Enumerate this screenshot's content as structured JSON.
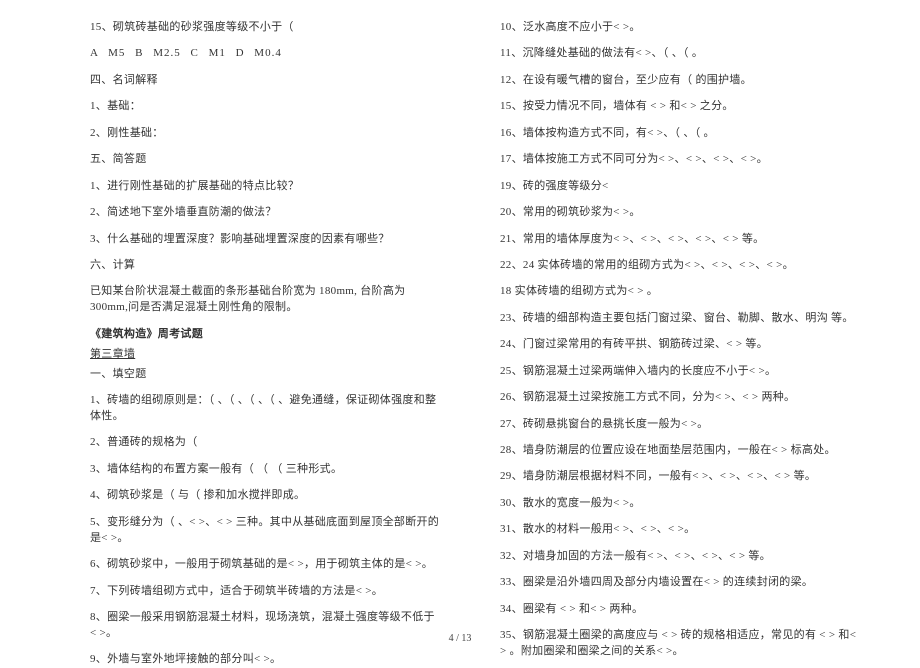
{
  "left": {
    "q15": "15、砌筑砖基础的砂浆强度等级不小于（",
    "q15_opts": "A   M5     B    M2.5      C   M1      D M0.4",
    "sec4": "四、名词解释",
    "nc1": "1、基础：",
    "nc2": "2、刚性基础：",
    "sec5": "五、简答题",
    "jd1": "1、进行刚性基础的扩展基础的特点比较？",
    "jd2": "2、简述地下室外墙垂直防潮的做法？",
    "jd3": "3、什么基础的埋置深度？影响基础埋置深度的因素有哪些？",
    "sec6": "六、计算",
    "calc": "已知某台阶状混凝土截面的条形基础台阶宽为 180mm, 台阶高为 300mm,问是否满足混凝土刚性角的限制。",
    "title": "《建筑构造》周考试题",
    "subtitle": "第三章墙",
    "sub1": "一、填空题",
    "l1": "1、砖墙的组砌原则是：（               、（             、（            、（           、避免通缝，保证砌体强度和整体性。",
    "l2": "2、普通砖的规格为（",
    "l3": "3、墙体结构的布置方案一般有（             （               （       三种形式。",
    "l4": "4、砌筑砂浆是（              与（                 掺和加水搅拌即成。",
    "l5": "5、变形缝分为（       、<          >、<        > 三种。其中从基础底面到屋顶全部断开的是<          >。",
    "l6": "6、砌筑砂浆中，一般用于砌筑基础的是<         >，用于砌筑主体的是<           >。",
    "l7": "7、下列砖墙组砌方式中，适合于砌筑半砖墙的方法是<           >。",
    "l8": "8、圈梁一般采用钢筋混凝土材料，现场浇筑，混凝土强度等级不低于<       >。",
    "l9": "9、外墙与室外地坪接触的部分叫<         >。"
  },
  "right": {
    "r10": "10、泛水高度不应小于<              >。",
    "r11": "11、沉降缝处基础的做法有<               >、（              、（               。",
    "r12": "12、在设有暖气槽的窗台，至少应有（           的围护墙。",
    "r15": "15、按受力情况不同，墙体有    <           > 和<             >   之分。",
    "r16": "16、墙体按构造方式不同，有<            >、（          、（            。",
    "r17": "17、墙体按施工方式不同可分为<               >、<           >、<             >、<           >。",
    "r19": "19、砖的强度等级分<",
    "r20": "20、常用的砌筑砂浆为<            >。",
    "r21": "21、常用的墙体厚度为<               >、<           >、<           >、<           >、<           >  等。",
    "r22": "22、24 实体砖墙的常用的组砌方式为<             >、<          >、<             >、<          >。",
    "r18": "18 实体砖墙的组砌方式为<                      >               。",
    "r23": "23、砖墙的细部构造主要包括门窗过梁、窗台、勒脚、散水、明沟                    等。",
    "r24": "24、门窗过梁常用的有砖平拱、钢筋砖过梁、<               > 等。",
    "r25": "25、钢筋混凝土过梁两端伸入墙内的长度应不小于<               >。",
    "r26": "26、钢筋混凝土过梁按施工方式不同，分为<              >、<           > 两种。",
    "r27": "27、砖砌悬挑窗台的悬挑长度一般为<               >。",
    "r28": "28、墙身防潮层的位置应设在地面垫层范围内，一般在<             >        标高处。",
    "r29": "29、墙身防潮层根据材料不同，一般有<              >、<          >、<           >、<           > 等。",
    "r30": "30、散水的宽度一般为<            >。",
    "r31": "31、散水的材料一般用<               >、<            >、<            >。",
    "r32": "32、对墙身加固的方法一般有<              >、<              >、<              >、<              > 等。",
    "r33": "33、圈梁是沿外墙四周及部分内墙设置在<             > 的连续封闭的梁。",
    "r34": "34、圈梁有    <              > 和<              >       两种。",
    "r35": "35、钢筋混凝土圈梁的高度应与     <             >  砖的规格相适应，常见的有      <            >    和<             >   。附加圈梁和圈梁之间的关系<             >。"
  },
  "page": "4 / 13"
}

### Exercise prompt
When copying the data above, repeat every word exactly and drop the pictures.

### Response below
Enumerate this screenshot's content as structured JSON.
{
  "left": {
    "q15": "15、砌筑砖基础的砂浆强度等级不小于（",
    "q15_opts": "A   M5     B    M2.5      C   M1      D M0.4",
    "sec4": "四、名词解释",
    "nc1": "1、基础：",
    "nc2": "2、刚性基础：",
    "sec5": "五、简答题",
    "jd1": "1、进行刚性基础的扩展基础的特点比较？",
    "jd2": "2、简述地下室外墙垂直防潮的做法？",
    "jd3": "3、什么基础的埋置深度？影响基础埋置深度的因素有哪些？",
    "sec6": "六、计算",
    "calc": "已知某台阶状混凝土截面的条形基础台阶宽为 180mm, 台阶高为 300mm,问是否满足混凝土刚性角的限制。",
    "title": "《建筑构造》周考试题",
    "subtitle": "第三章墙",
    "sub1": "一、填空题",
    "l1": "1、砖墙的组砌原则是：（               、（             、（            、（           、避免通缝，保证砌体强度和整体性。",
    "l2": "2、普通砖的规格为（",
    "l3": "3、墙体结构的布置方案一般有（             （               （       三种形式。",
    "l4": "4、砌筑砂浆是（              与（                 掺和加水搅拌即成。",
    "l5": "5、变形缝分为（       、<          >、<        > 三种。其中从基础底面到屋顶全部断开的是<          >。",
    "l6": "6、砌筑砂浆中，一般用于砌筑基础的是<         >，用于砌筑主体的是<           >。",
    "l7": "7、下列砖墙组砌方式中，适合于砌筑半砖墙的方法是<           >。",
    "l8": "8、圈梁一般采用钢筋混凝土材料，现场浇筑，混凝土强度等级不低于<       >。",
    "l9": "9、外墙与室外地坪接触的部分叫<         >。"
  },
  "right": {
    "r10": "10、泛水高度不应小于<              >。",
    "r11": "11、沉降缝处基础的做法有<               >、（              、（               。",
    "r12": "12、在设有暖气槽的窗台，至少应有（           的围护墙。",
    "r15": "15、按受力情况不同，墙体有    <           > 和<             >   之分。",
    "r16": "16、墙体按构造方式不同，有<            >、（          、（            。",
    "r17": "17、墙体按施工方式不同可分为<               >、<           >、<             >、<           >。",
    "r19": "19、砖的强度等级分<",
    "r20": "20、常用的砌筑砂浆为<            >。",
    "r21": "21、常用的墙体厚度为<               >、<           >、<           >、<           >、<           >  等。",
    "r22": "22、24 实体砖墙的常用的组砌方式为<             >、<          >、<             >、<          >。",
    "r18": "18 实体砖墙的组砌方式为<                      >               。",
    "r23": "23、砖墙的细部构造主要包括门窗过梁、窗台、勒脚、散水、明沟                    等。",
    "r24": "24、门窗过梁常用的有砖平拱、钢筋砖过梁、<               > 等。",
    "r25": "25、钢筋混凝土过梁两端伸入墙内的长度应不小于<               >。",
    "r26": "26、钢筋混凝土过梁按施工方式不同，分为<              >、<           > 两种。",
    "r27": "27、砖砌悬挑窗台的悬挑长度一般为<               >。",
    "r28": "28、墙身防潮层的位置应设在地面垫层范围内，一般在<             >        标高处。",
    "r29": "29、墙身防潮层根据材料不同，一般有<              >、<          >、<           >、<           > 等。",
    "r30": "30、散水的宽度一般为<            >。",
    "r31": "31、散水的材料一般用<               >、<            >、<            >。",
    "r32": "32、对墙身加固的方法一般有<              >、<              >、<              >、<              > 等。",
    "r33": "33、圈梁是沿外墙四周及部分内墙设置在<             > 的连续封闭的梁。",
    "r34": "34、圈梁有    <              > 和<              >       两种。",
    "r35": "35、钢筋混凝土圈梁的高度应与     <             >  砖的规格相适应，常见的有      <            >    和<             >   。附加圈梁和圈梁之间的关系<             >。"
  },
  "page": "4 / 13"
}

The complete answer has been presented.